Saved entries
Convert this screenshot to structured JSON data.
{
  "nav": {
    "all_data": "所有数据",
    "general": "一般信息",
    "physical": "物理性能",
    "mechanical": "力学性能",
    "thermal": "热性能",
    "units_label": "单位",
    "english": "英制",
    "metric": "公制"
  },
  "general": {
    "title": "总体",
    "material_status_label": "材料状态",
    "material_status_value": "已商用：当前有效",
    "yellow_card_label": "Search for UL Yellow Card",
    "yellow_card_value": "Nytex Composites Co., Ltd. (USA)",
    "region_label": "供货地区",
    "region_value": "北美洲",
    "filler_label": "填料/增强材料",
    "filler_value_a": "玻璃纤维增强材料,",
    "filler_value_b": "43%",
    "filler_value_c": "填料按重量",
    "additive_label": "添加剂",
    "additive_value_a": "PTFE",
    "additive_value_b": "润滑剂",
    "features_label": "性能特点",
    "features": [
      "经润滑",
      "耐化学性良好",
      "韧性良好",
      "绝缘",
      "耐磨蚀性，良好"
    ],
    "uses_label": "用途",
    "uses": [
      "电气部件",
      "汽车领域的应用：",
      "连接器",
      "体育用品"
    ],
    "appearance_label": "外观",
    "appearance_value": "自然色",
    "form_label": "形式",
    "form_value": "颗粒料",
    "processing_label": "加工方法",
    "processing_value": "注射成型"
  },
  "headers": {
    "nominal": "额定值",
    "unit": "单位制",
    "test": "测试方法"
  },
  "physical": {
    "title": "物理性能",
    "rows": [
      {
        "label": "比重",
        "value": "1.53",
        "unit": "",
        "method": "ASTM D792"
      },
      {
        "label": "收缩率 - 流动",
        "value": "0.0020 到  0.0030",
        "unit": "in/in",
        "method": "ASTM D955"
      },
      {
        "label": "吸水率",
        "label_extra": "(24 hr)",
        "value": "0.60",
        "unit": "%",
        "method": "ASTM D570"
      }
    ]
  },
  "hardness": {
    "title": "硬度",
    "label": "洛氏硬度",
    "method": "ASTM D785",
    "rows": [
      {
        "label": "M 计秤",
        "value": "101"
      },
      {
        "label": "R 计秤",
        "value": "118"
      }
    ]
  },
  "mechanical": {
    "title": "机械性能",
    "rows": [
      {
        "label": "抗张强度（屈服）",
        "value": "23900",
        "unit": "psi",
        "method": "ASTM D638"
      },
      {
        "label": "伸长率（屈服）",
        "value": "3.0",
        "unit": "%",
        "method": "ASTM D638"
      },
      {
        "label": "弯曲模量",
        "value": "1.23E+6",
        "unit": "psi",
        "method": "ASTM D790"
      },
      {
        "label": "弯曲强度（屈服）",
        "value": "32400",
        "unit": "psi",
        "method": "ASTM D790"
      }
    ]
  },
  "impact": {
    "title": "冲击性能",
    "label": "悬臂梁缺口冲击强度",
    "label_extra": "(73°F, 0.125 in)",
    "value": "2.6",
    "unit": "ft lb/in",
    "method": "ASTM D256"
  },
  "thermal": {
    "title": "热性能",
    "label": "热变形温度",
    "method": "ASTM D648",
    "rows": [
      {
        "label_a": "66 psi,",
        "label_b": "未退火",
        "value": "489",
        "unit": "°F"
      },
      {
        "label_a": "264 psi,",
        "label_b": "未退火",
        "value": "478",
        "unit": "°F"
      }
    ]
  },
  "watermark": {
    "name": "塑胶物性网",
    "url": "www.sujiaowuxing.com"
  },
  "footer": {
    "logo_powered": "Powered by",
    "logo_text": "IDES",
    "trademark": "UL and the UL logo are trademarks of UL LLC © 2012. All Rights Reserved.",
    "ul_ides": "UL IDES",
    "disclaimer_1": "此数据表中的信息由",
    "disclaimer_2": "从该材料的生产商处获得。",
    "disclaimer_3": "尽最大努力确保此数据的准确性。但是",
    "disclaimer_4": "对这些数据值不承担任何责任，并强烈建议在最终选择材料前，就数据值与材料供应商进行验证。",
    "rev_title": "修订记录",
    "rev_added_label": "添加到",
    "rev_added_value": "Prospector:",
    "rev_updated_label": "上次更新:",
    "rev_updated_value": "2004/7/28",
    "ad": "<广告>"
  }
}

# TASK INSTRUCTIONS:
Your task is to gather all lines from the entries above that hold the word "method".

# WRITTEN ANSWER:
        "method": "ASTM D792"
        "method": "ASTM D955"
        "method": "ASTM D570"
    "method": "ASTM D785",
        "method": "ASTM D638"
        "method": "ASTM D638"
        "method": "ASTM D790"
        "method": "ASTM D790"
    "method": "ASTM D256"
    "method": "ASTM D648",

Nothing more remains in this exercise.